[WORK REQUEST] Give the number of lines in the records that include the word "photo", and nothing besides.

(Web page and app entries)

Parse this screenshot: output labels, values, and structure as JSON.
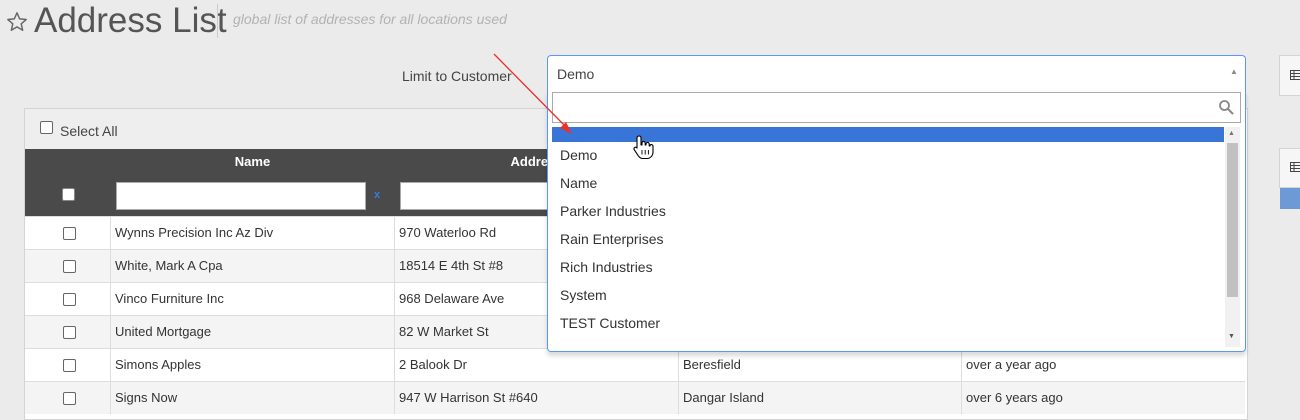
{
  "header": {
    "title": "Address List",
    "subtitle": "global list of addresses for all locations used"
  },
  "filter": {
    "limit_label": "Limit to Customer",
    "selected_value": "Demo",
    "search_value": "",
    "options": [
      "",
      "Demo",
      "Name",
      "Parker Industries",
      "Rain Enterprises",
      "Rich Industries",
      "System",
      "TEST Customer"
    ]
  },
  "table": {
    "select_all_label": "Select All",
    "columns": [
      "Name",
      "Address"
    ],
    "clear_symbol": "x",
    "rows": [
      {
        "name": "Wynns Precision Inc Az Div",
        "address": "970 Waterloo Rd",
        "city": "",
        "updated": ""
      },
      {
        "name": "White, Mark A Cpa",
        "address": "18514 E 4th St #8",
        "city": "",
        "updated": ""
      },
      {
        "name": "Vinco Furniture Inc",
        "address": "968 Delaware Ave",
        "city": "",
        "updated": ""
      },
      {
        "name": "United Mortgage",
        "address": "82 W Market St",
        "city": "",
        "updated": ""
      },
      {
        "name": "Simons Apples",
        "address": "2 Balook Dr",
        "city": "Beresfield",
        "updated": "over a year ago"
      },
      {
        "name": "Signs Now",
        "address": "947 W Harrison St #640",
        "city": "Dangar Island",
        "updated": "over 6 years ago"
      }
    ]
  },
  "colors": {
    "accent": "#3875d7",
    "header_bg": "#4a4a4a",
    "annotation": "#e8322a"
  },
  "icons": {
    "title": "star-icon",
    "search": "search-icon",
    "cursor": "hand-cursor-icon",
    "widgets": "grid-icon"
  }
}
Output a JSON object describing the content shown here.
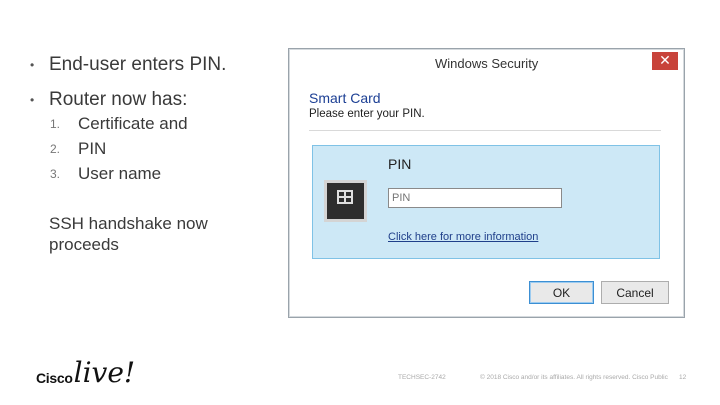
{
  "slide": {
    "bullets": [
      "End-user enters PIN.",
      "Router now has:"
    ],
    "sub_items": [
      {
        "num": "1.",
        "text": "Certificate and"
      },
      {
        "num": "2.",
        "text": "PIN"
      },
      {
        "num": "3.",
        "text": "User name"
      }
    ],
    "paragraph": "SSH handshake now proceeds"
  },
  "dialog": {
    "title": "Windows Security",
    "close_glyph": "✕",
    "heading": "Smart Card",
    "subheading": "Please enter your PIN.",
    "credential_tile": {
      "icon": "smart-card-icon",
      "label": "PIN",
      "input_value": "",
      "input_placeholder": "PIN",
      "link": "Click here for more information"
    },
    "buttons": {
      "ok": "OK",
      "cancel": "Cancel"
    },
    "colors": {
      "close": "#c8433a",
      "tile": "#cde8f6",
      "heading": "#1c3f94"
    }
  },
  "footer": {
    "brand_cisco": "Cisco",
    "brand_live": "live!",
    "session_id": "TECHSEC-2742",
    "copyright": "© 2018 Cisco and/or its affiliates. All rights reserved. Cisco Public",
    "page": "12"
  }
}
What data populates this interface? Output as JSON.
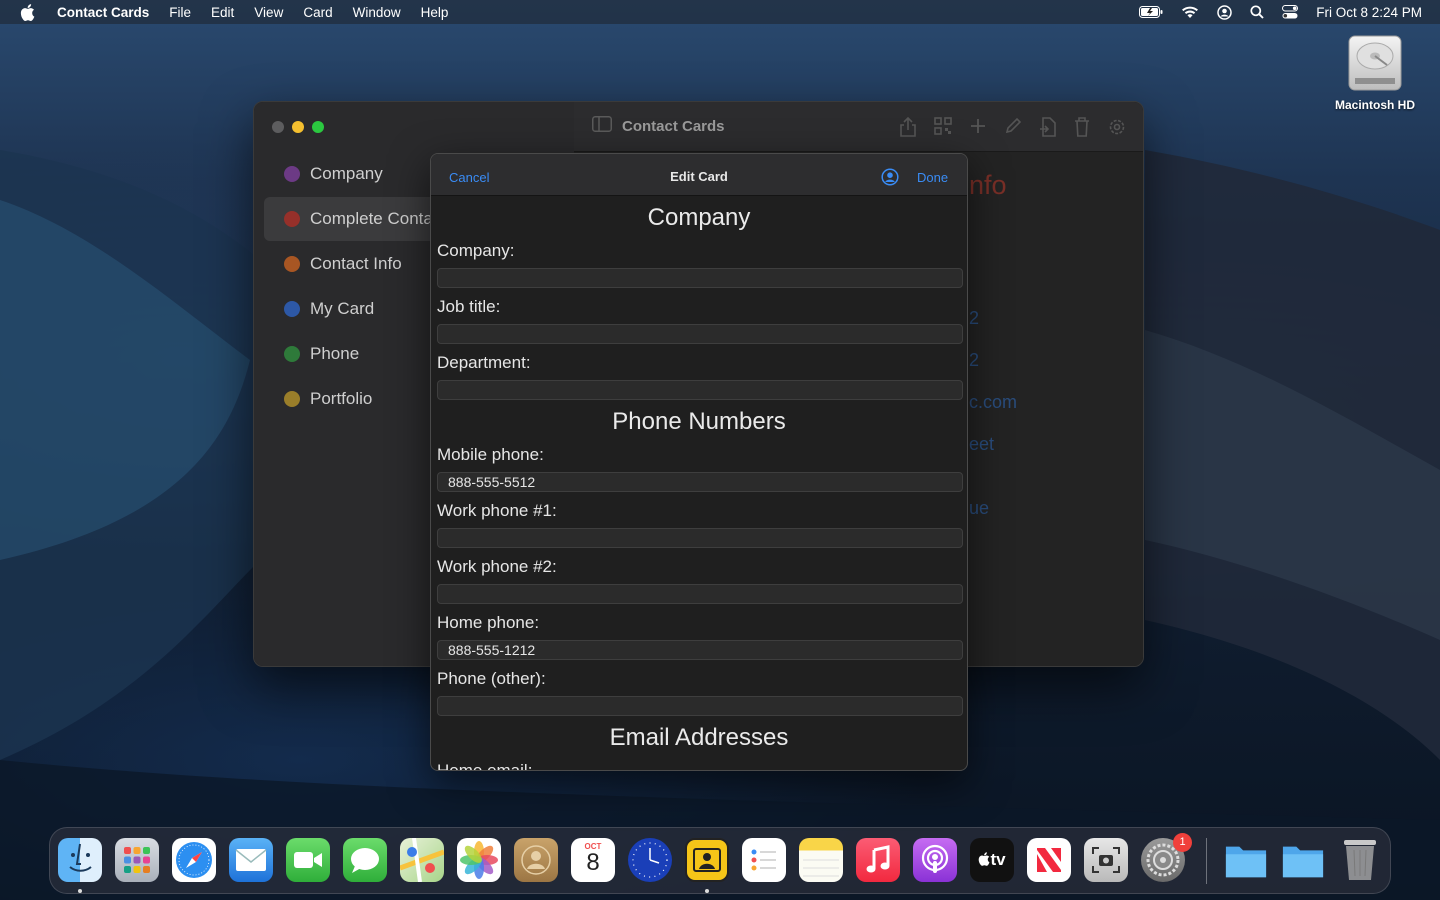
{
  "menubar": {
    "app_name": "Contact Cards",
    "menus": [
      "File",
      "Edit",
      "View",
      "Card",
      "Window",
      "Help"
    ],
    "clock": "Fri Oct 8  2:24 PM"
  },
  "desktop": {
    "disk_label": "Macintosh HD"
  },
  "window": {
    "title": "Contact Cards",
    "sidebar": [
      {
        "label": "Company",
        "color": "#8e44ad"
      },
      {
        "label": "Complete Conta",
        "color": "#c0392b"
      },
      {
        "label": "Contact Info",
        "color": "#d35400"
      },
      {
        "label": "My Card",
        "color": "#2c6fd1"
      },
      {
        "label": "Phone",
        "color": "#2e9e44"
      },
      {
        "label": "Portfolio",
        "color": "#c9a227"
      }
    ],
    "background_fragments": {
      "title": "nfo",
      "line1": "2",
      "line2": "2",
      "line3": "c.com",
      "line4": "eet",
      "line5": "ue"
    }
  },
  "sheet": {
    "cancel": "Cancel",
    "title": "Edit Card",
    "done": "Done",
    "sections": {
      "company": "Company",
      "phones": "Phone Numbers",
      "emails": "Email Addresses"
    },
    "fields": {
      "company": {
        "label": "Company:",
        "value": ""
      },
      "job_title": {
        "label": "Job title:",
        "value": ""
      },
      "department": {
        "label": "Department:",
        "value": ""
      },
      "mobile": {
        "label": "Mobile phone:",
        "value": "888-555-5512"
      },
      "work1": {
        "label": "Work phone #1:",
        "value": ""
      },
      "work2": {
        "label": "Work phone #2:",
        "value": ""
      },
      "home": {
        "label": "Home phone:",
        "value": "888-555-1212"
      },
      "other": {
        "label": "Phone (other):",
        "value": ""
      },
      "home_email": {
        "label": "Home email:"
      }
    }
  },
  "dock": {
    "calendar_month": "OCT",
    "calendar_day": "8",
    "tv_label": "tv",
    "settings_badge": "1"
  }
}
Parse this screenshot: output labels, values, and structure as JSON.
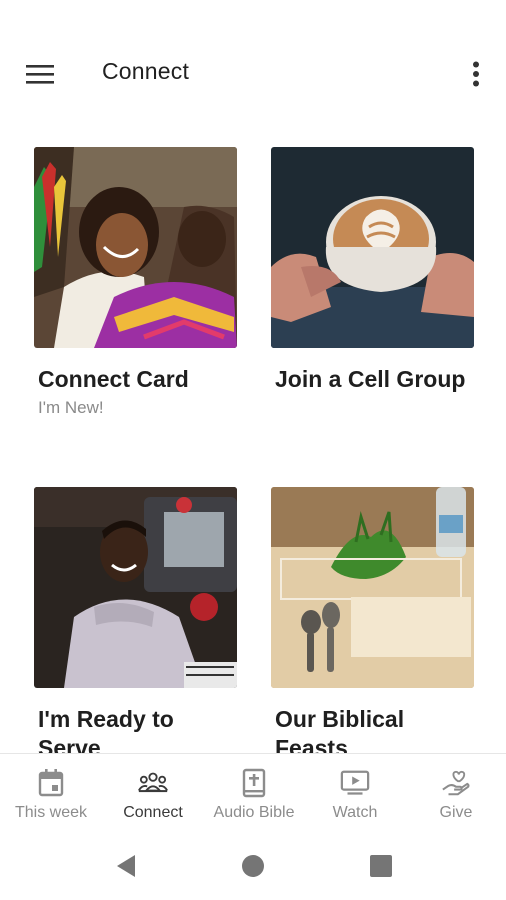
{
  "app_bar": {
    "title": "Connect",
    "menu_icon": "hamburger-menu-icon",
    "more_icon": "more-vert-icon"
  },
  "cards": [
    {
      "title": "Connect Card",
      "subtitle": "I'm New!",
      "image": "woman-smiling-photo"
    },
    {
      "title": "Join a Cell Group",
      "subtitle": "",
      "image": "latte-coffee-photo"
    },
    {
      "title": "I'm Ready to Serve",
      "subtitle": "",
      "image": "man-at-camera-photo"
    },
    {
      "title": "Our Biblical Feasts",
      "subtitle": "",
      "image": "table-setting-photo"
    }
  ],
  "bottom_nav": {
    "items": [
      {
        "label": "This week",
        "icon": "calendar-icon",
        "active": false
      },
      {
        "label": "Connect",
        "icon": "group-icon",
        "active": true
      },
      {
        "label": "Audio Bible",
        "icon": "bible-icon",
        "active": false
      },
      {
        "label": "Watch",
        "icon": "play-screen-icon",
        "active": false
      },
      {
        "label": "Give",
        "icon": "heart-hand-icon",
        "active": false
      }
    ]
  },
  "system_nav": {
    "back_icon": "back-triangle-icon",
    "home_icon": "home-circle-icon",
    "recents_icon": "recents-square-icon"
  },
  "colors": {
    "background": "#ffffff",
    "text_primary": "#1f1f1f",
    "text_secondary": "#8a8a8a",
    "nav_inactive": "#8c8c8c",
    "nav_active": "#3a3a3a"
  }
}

[EXERCISE RESULT] 4